Regular readers will know that I’m not the smartest dresser in town; the suits, ties and cravats all went in the bin when I retired and I hope I won’t be expected to wear black tie for my own funeral.
Dave noted that Durham (and Northumberland) have a fair few posh pubs in the Guide, probably because there’s so few basic pubs in the old mining towns selling cask.
Take Stanley (oh, him again).
A dozen entries around a town of an astonishing 31,000, almost none of them selling cask. If you find real ale, it’ll probably be in a club, and very good. It’s the old fellas what drink it.
But stride out from the Heron Foods that sold us the most inedible Chinese takeaway in a carton a decade ago and you’ll come across several country house places that make Brunning & Price look like a craft union.
The South Causey Inn at Kip Hill, one of many, many crazy names round here (see also : No Place, Bearpark, Esh Winning and Hooker Gare.
I have never seen such a busy place, a car park packed with Bentleys and Jags, everyone dressed to the nines for a wedding that cost more than our house.
Here’s a picture of the Margo and Andrew realising their first pint as a married couple will kick off their life together with a solid tick in the GBG that some uncle will hopefully have brought them.
I genuinely worried I might not be let in at all, and as I stood at the bar with a grubby hand full of silver (pointless, it was card), I seemed to have become invisible again.
I think you’ll agree, this is the most iconic pub photo of the year.
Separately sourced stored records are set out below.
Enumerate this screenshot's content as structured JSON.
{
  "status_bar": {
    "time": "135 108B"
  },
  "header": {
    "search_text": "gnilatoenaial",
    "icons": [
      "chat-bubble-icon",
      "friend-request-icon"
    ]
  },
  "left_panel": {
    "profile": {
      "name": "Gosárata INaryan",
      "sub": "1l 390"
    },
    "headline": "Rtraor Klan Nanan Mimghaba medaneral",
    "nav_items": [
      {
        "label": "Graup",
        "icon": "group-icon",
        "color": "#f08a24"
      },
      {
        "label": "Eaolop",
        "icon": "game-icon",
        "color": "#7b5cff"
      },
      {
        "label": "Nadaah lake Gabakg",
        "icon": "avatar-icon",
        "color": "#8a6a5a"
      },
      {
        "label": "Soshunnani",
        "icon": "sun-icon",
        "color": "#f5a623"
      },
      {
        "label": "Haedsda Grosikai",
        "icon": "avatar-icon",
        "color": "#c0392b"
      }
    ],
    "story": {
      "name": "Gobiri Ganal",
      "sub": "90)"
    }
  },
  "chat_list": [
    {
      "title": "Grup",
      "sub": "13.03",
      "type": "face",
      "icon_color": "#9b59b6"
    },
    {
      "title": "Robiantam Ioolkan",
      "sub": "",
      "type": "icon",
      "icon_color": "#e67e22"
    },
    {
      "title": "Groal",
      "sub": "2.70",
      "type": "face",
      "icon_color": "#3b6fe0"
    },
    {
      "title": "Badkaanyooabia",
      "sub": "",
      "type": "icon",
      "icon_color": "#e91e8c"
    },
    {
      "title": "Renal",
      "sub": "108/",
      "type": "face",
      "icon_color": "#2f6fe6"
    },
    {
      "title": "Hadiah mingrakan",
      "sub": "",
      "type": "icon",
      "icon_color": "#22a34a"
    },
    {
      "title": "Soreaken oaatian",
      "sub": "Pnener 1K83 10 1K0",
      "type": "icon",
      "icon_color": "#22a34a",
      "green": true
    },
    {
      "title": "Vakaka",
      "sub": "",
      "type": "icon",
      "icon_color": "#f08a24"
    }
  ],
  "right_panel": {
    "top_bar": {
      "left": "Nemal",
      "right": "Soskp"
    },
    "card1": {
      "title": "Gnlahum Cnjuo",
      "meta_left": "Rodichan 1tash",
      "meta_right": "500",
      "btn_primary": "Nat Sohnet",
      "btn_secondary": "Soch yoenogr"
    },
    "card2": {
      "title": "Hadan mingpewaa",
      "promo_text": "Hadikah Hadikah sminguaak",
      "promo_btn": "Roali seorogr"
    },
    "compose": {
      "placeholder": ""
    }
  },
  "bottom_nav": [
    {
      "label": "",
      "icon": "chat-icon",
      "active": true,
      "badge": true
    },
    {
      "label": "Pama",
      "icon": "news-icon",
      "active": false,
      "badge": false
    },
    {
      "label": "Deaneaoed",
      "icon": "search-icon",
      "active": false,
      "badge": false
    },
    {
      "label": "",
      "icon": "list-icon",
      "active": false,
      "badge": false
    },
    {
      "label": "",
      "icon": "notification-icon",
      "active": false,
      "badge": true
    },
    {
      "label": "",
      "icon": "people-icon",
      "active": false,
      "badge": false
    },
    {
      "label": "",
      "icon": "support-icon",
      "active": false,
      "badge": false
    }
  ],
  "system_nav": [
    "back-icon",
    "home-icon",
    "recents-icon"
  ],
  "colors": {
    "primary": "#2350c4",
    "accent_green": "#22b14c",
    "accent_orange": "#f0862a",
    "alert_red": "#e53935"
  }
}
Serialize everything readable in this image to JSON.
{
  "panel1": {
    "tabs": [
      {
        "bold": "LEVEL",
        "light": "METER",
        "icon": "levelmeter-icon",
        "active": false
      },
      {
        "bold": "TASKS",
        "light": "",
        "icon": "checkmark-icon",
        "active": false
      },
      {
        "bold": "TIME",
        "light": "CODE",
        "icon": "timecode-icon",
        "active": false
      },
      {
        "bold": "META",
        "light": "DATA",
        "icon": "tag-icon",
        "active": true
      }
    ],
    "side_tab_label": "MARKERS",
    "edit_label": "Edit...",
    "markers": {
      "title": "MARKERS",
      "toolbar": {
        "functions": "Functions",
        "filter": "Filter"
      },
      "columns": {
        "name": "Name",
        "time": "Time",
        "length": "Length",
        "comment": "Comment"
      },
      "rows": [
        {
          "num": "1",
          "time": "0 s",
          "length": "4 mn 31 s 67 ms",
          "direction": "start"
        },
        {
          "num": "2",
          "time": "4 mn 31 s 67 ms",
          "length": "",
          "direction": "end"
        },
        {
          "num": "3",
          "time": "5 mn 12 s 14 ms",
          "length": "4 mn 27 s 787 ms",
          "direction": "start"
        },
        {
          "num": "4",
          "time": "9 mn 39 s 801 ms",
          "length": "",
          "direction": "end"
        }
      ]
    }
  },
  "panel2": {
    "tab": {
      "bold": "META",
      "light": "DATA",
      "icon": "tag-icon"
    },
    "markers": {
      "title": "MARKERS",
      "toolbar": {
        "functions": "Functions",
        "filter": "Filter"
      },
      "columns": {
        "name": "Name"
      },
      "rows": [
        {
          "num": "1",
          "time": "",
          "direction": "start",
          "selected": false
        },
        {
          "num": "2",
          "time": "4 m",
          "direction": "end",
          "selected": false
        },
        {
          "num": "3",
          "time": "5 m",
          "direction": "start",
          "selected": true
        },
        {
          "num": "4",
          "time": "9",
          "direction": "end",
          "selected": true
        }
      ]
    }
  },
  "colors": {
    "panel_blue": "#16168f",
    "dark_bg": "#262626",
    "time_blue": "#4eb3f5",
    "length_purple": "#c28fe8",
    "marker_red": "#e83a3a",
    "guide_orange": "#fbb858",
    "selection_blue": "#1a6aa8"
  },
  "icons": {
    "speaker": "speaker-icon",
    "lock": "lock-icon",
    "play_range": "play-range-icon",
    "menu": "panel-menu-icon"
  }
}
So far.
Eventually a young waiter took pity on me, just as I was wishing that table service was back (though there didn’t appear to be a table spare).
Inevitably, my half of Consett Pale (they had London Pride as well) was served in a handled jug, and inevitable I had to sit on an uncomfortable seat next to a beer barrel.
I loved it. The beer was pretty good (NBSS 3), unexpectedly so, and the drama of high earners with unrealistic expectations was worth every penny.
Absolutely no idea what the Fullers fixation is about; perhaps they’ve taken the Wykeham Arms as a template.